◆ Data for this exercise
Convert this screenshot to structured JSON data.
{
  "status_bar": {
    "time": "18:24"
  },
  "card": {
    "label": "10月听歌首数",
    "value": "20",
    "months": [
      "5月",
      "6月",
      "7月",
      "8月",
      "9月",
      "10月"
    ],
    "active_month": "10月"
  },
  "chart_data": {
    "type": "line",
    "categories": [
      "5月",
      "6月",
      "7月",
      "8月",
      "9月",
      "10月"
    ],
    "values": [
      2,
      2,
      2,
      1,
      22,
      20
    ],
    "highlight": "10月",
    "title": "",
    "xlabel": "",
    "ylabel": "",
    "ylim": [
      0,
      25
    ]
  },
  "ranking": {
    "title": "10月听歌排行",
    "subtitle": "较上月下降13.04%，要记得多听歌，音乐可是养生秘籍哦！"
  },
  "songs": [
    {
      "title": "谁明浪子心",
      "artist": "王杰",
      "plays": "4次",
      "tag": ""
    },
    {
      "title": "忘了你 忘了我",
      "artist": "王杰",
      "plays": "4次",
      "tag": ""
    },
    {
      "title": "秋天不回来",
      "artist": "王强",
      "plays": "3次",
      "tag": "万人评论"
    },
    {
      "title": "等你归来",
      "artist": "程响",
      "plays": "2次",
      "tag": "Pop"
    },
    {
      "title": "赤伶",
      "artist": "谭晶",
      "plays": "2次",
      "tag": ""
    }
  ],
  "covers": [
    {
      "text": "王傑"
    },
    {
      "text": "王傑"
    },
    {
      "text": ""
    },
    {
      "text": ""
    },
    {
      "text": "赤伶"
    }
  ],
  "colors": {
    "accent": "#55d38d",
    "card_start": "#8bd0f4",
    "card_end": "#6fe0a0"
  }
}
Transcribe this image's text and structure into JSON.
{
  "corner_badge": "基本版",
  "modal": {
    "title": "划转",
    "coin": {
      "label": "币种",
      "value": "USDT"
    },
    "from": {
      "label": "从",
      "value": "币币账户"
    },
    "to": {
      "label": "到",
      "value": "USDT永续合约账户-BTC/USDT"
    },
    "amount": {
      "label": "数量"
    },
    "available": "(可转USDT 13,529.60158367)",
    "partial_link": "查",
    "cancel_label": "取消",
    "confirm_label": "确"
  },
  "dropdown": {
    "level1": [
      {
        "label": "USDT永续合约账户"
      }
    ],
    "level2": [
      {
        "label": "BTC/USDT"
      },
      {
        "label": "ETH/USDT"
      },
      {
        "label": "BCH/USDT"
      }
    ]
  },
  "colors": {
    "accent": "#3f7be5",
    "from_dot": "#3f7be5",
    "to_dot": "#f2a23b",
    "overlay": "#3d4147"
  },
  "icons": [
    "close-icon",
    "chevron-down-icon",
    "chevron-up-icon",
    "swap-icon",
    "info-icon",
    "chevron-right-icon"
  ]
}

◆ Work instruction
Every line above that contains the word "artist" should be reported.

◆ Task response
      "artist": "王杰",
      "artist": "王杰",
      "artist": "王强",
      "artist": "程响",
      "artist": "谭晶",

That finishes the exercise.